Task instructions =>
Please return every record exactly as written, leaving out the pictures.

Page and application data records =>
- Opening Delimiter -

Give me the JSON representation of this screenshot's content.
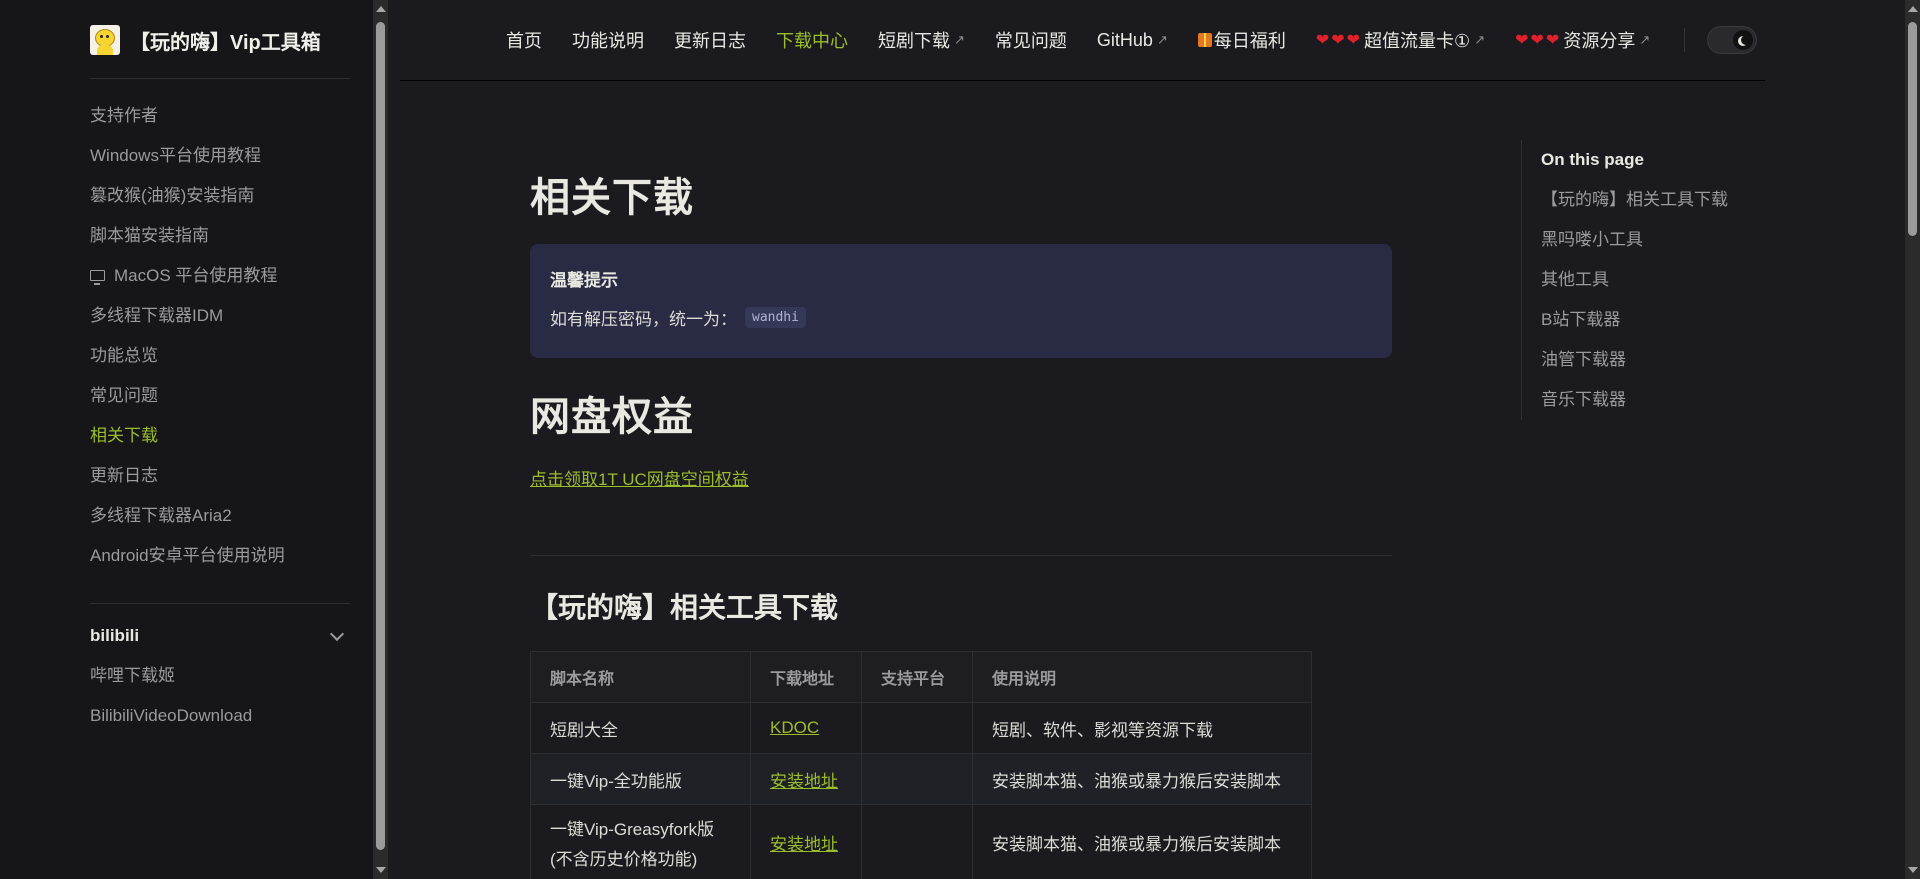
{
  "brand": {
    "title": "【玩的嗨】Vip工具箱"
  },
  "sidebar": {
    "items": [
      {
        "label": "支持作者"
      },
      {
        "label": "Windows平台使用教程"
      },
      {
        "label": "篡改猴(油猴)安装指南"
      },
      {
        "label": "脚本猫安装指南"
      },
      {
        "label": "MacOS 平台使用教程",
        "icon": "monitor-icon"
      },
      {
        "label": "多线程下载器IDM"
      },
      {
        "label": "功能总览"
      },
      {
        "label": "常见问题"
      },
      {
        "label": "相关下载",
        "active": true
      },
      {
        "label": "更新日志"
      },
      {
        "label": "多线程下载器Aria2"
      },
      {
        "label": "Android安卓平台使用说明"
      }
    ],
    "group": {
      "title": "bilibili",
      "items": [
        {
          "label": "哔哩下载姬"
        },
        {
          "label": "BilibiliVideoDownload"
        }
      ]
    }
  },
  "topnav": {
    "items": [
      {
        "label": "首页"
      },
      {
        "label": "功能说明"
      },
      {
        "label": "更新日志"
      },
      {
        "label": "下载中心",
        "active": true
      },
      {
        "label": "短剧下载",
        "external": true
      },
      {
        "label": "常见问题"
      },
      {
        "label": "GitHub",
        "external": true
      },
      {
        "label": "每日福利",
        "icon": "gift-icon"
      },
      {
        "label": "超值流量卡①",
        "hearts": "❤❤❤",
        "external": true
      },
      {
        "label": "资源分享",
        "hearts": "❤❤❤",
        "external": true
      }
    ],
    "external_glyph": "↗"
  },
  "content": {
    "h1": "相关下载",
    "tip": {
      "title": "温馨提示",
      "text": "如有解压密码，统一为：",
      "code": "wandhi"
    },
    "h2": "网盘权益",
    "uc_link": "点击领取1T UC网盘空间权益",
    "h3": "【玩的嗨】相关工具下载",
    "table": {
      "headers": [
        "脚本名称",
        "下载地址",
        "支持平台",
        "使用说明"
      ],
      "rows": [
        {
          "name": "短剧大全",
          "link": "KDOC",
          "platform": "",
          "desc": "短剧、软件、影视等资源下载"
        },
        {
          "name": "一键Vip-全功能版",
          "link": "安装地址",
          "platform": "",
          "desc": "安装脚本猫、油猴或暴力猴后安装脚本"
        },
        {
          "name": "一键Vip-Greasyfork版",
          "name2": "(不含历史价格功能)",
          "link": "安装地址",
          "platform": "",
          "desc": "安装脚本猫、油猴或暴力猴后安装脚本"
        }
      ]
    }
  },
  "toc": {
    "title": "On this page",
    "items": [
      "【玩的嗨】相关工具下载",
      "黑吗喽小工具",
      "其他工具",
      "B站下载器",
      "油管下载器",
      "音乐下载器"
    ]
  },
  "colors": {
    "accent": "#9bbd2c",
    "background": "#1b1b1f",
    "sidebar": "#161618",
    "tip": "#292a44",
    "heart": "#e0202a"
  }
}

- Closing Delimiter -

Task output =>
Give me the JSON representation of this screenshot's content.
{
  "brand": {
    "title": "【玩的嗨】Vip工具箱"
  },
  "sidebar": {
    "items": [
      {
        "label": "支持作者"
      },
      {
        "label": "Windows平台使用教程"
      },
      {
        "label": "篡改猴(油猴)安装指南"
      },
      {
        "label": "脚本猫安装指南"
      },
      {
        "label": "MacOS 平台使用教程",
        "icon": "monitor-icon"
      },
      {
        "label": "多线程下载器IDM"
      },
      {
        "label": "功能总览"
      },
      {
        "label": "常见问题"
      },
      {
        "label": "相关下载",
        "active": true
      },
      {
        "label": "更新日志"
      },
      {
        "label": "多线程下载器Aria2"
      },
      {
        "label": "Android安卓平台使用说明"
      }
    ],
    "group": {
      "title": "bilibili",
      "items": [
        {
          "label": "哔哩下载姬"
        },
        {
          "label": "BilibiliVideoDownload"
        }
      ]
    }
  },
  "topnav": {
    "items": [
      {
        "label": "首页"
      },
      {
        "label": "功能说明"
      },
      {
        "label": "更新日志"
      },
      {
        "label": "下载中心",
        "active": true
      },
      {
        "label": "短剧下载",
        "external": true
      },
      {
        "label": "常见问题"
      },
      {
        "label": "GitHub",
        "external": true
      },
      {
        "label": "每日福利",
        "icon": "gift-icon"
      },
      {
        "label": "超值流量卡①",
        "hearts": "❤❤❤",
        "external": true
      },
      {
        "label": "资源分享",
        "hearts": "❤❤❤",
        "external": true
      }
    ],
    "external_glyph": "↗"
  },
  "content": {
    "h1": "相关下载",
    "tip": {
      "title": "温馨提示",
      "text": "如有解压密码，统一为：",
      "code": "wandhi"
    },
    "h2": "网盘权益",
    "uc_link": "点击领取1T UC网盘空间权益",
    "h3": "【玩的嗨】相关工具下载",
    "table": {
      "headers": [
        "脚本名称",
        "下载地址",
        "支持平台",
        "使用说明"
      ],
      "rows": [
        {
          "name": "短剧大全",
          "link": "KDOC",
          "platform": "",
          "desc": "短剧、软件、影视等资源下载"
        },
        {
          "name": "一键Vip-全功能版",
          "link": "安装地址",
          "platform": "",
          "desc": "安装脚本猫、油猴或暴力猴后安装脚本"
        },
        {
          "name": "一键Vip-Greasyfork版",
          "name2": "(不含历史价格功能)",
          "link": "安装地址",
          "platform": "",
          "desc": "安装脚本猫、油猴或暴力猴后安装脚本"
        }
      ]
    }
  },
  "toc": {
    "title": "On this page",
    "items": [
      "【玩的嗨】相关工具下载",
      "黑吗喽小工具",
      "其他工具",
      "B站下载器",
      "油管下载器",
      "音乐下载器"
    ]
  },
  "colors": {
    "accent": "#9bbd2c",
    "background": "#1b1b1f",
    "sidebar": "#161618",
    "tip": "#292a44",
    "heart": "#e0202a"
  }
}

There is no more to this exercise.